Authentic leadership is one of the least researched theories in leadership, but one of the most intuitive and attractive theories to those studying the field. After years of watching immoral and unethical leaders like Kenneth Lay of Enron run companies and consumers’ money into the ground, people wanted more from a leader. They wanted a leader with a moral compass and a leader that they could unabashedly believe in to follow and invest in. This explains the surge in authentic leadership and the need for the theory to be studied further.
Authentic leadership finds ties with transformational leadership and begins is base in a strong moral ground and ethical purity. Authentic leadership can be evaluated from either a practical approach or a theoretical approach (Northouse, 2015, pg. 196). Bill George defines the practical approach which focuses on the characteristics that define authentic leaders (Purpose, values, relationships, and self-discipline) (Northouse, 2015, pg. 197). George’s practical approach will be the focus for this post. George’s theory defines an authentic leader as someone with a sense of purpose who is inspired and motivated to reach their goals (Northouse, 2015, pg. 197). Authentic leaders also have their own set of values that they refuse to deviate from and have a strong moral compass that they abide by (Northouse, 2015, pg. 198). Authentic leaders also have strong relationships and connections with those around them through mutual disclosure to develop trust (Northouse, 2015, pg. 199). Finally, George states that an authentic leader must have self-discipline that allows them to reach their goals and hold all around them accountable (Northouse, 2015, pg. 199).
There are several authentic leaders through the world that can be discussed, but when I think of authentic leadership, Warren Buffett is the first that comes to mind. Buffett is one of the most successful investors in the world and is worth billions of dollars. Buffett is also a noted philanthropist who has pledged to give away a vast majority of his fortune to charities and philanthropic causes. Buffett follows the four characteristics described by George perfectly and epitomizes authentic leadership. First, he has a purpose and is intrinsically motivated. Buffett tends to invest in stocks and companies that others view as “junk” but Buffett sees value and knows his purposed in the market with these companies (Windust, 2017). He also believes in his purpose as a philanthropist and has donated millions and encouraged other billionaires to do the same.

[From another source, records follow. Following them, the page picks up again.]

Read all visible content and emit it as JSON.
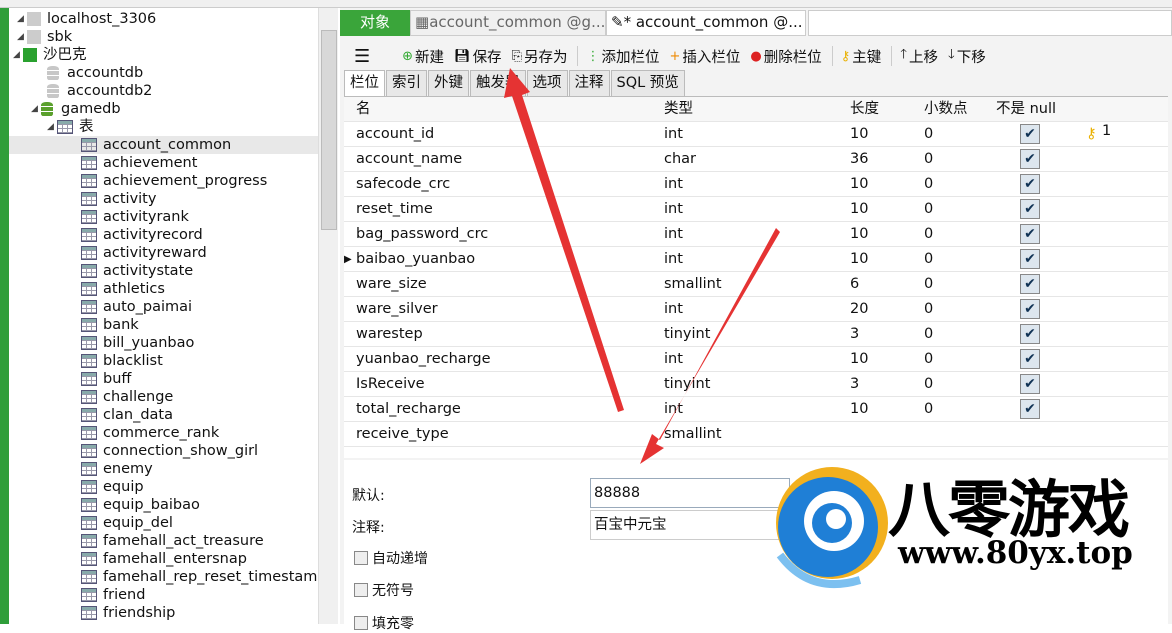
{
  "sidebar": {
    "connections": [
      {
        "label": "localhost_3306"
      },
      {
        "label": "sbk"
      },
      {
        "label": "沙巴克"
      }
    ],
    "databases": [
      {
        "label": "accountdb"
      },
      {
        "label": "accountdb2"
      },
      {
        "label": "gamedb"
      }
    ],
    "tables_folder": "表",
    "tables": [
      "account_common",
      "achievement",
      "achievement_progress",
      "activity",
      "activityrank",
      "activityrecord",
      "activityreward",
      "activitystate",
      "athletics",
      "auto_paimai",
      "bank",
      "bill_yuanbao",
      "blacklist",
      "buff",
      "challenge",
      "clan_data",
      "commerce_rank",
      "connection_show_girl",
      "enemy",
      "equip",
      "equip_baibao",
      "equip_del",
      "famehall_act_treasure",
      "famehall_entersnap",
      "famehall_rep_reset_timestam",
      "friend",
      "friendship"
    ],
    "selected": "account_common"
  },
  "tabs": {
    "objects": "对象",
    "tab1": "account_common @g...",
    "tab2": "* account_common @..."
  },
  "toolbar": {
    "new": "新建",
    "save": "保存",
    "save_as": "另存为",
    "add_field": "添加栏位",
    "insert_field": "插入栏位",
    "delete_field": "删除栏位",
    "primary_key": "主键",
    "move_up": "上移",
    "move_down": "下移"
  },
  "subtabs": [
    "栏位",
    "索引",
    "外键",
    "触发器",
    "选项",
    "注释",
    "SQL 预览"
  ],
  "grid": {
    "headers": [
      "名",
      "类型",
      "长度",
      "小数点",
      "不是 null"
    ],
    "rows": [
      {
        "name": "account_id",
        "type": "int",
        "len": "10",
        "dec": "0",
        "notnull": true,
        "key": "1"
      },
      {
        "name": "account_name",
        "type": "char",
        "len": "36",
        "dec": "0",
        "notnull": true
      },
      {
        "name": "safecode_crc",
        "type": "int",
        "len": "10",
        "dec": "0",
        "notnull": true
      },
      {
        "name": "reset_time",
        "type": "int",
        "len": "10",
        "dec": "0",
        "notnull": true
      },
      {
        "name": "bag_password_crc",
        "type": "int",
        "len": "10",
        "dec": "0",
        "notnull": true
      },
      {
        "name": "baibao_yuanbao",
        "type": "int",
        "len": "10",
        "dec": "0",
        "notnull": true,
        "current": true
      },
      {
        "name": "ware_size",
        "type": "smallint",
        "len": "6",
        "dec": "0",
        "notnull": true
      },
      {
        "name": "ware_silver",
        "type": "int",
        "len": "20",
        "dec": "0",
        "notnull": true
      },
      {
        "name": "warestep",
        "type": "tinyint",
        "len": "3",
        "dec": "0",
        "notnull": true
      },
      {
        "name": "yuanbao_recharge",
        "type": "int",
        "len": "10",
        "dec": "0",
        "notnull": true
      },
      {
        "name": "IsReceive",
        "type": "tinyint",
        "len": "3",
        "dec": "0",
        "notnull": true
      },
      {
        "name": "total_recharge",
        "type": "int",
        "len": "10",
        "dec": "0",
        "notnull": true
      },
      {
        "name": "receive_type",
        "type": "smallint",
        "len": "",
        "dec": "",
        "notnull": false
      }
    ]
  },
  "props": {
    "default_label": "默认:",
    "default_value": "88888",
    "comment_label": "注释:",
    "comment_value": "百宝中元宝",
    "auto_increment": "自动递增",
    "unsigned": "无符号",
    "zerofill": "填充零"
  },
  "watermark": {
    "brand": "八零游戏",
    "url": "www.80yx.top"
  },
  "colors": {
    "accent_green": "#3aa53a",
    "arrow": "#e53333"
  }
}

Buffett also has a standard of values that he guards passionately. He has a fervor for conducting business in an ethical manner and is quick to get rid of anyone in his company that will not hold the same set of standards and values. Northouse states, “When tested in difficult situations, authentic leaders do not compromise their values, but rather use those situations to strengthen their values” (2015, pg. 199). Even in the 2008 financial crisis, Buffett did not back down from his beliefs and ethical values and chose to weather the storm under his own ethical terms (Windust, 2017).

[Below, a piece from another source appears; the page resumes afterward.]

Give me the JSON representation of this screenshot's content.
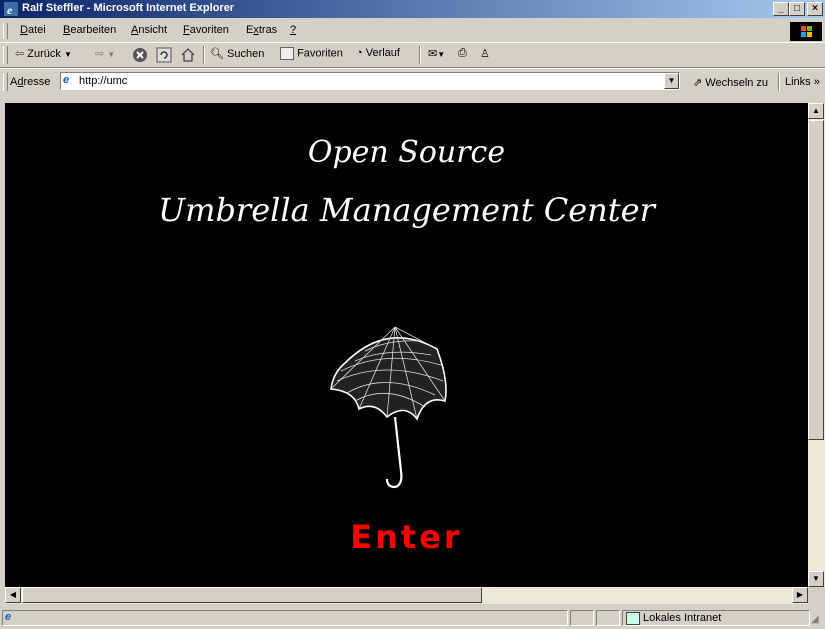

Buffett is known for his self-discipline and hard work over the years. With now plans to retire any time soon, Buffett has a reputation for early morning rises and late nights devoted to his work. Even though is one of the richest men in the world, he still lives in the same house that he purchased in 1958 for $32,500 (Windust, 2017). If that isn’t self-discipline and motivation, I’m not sure what is. Finally, Buffett embodies both relationships and heart in his dealings with his employees and multiple charities he works with. Since 200, Buffett has given away 71% of his $65.5 billion fortune (Frank, 2017). Buffett believes in relationship building with the people around him and maintaining a compassion so strong for the world that he wishes to give away most of his fortune to help others.
Though Authentic leadership is still a developing theory, it is one of the most intriguing leadership theories at the moment. It truly deals in the emotions of the follower and their need for a true and ethical leader in the wake of several disasters. Though it lacks a vast amount of data and lacks descriptions of several of its prescriptions, even in its infancy, the theory is applicable at all levels of leadership (Northouse, 2015, pg. 207).
Frank, R. (2017, September 21). Warren Buffett is the most charitable billionaire. Retrieved from https://www.cnbc.com/2017/09/21/warren-buffet-is-the-most-charitable-billionaire.html
Northouse, P. G. (2015). Introduction to leadership. concepts and practice. Los Angeles: Sage.
Windust, J. (2017, April 27). Warren Buffett – Not your average billionaire. Retrieved from https://www.cognology.com.au/warren-buffett/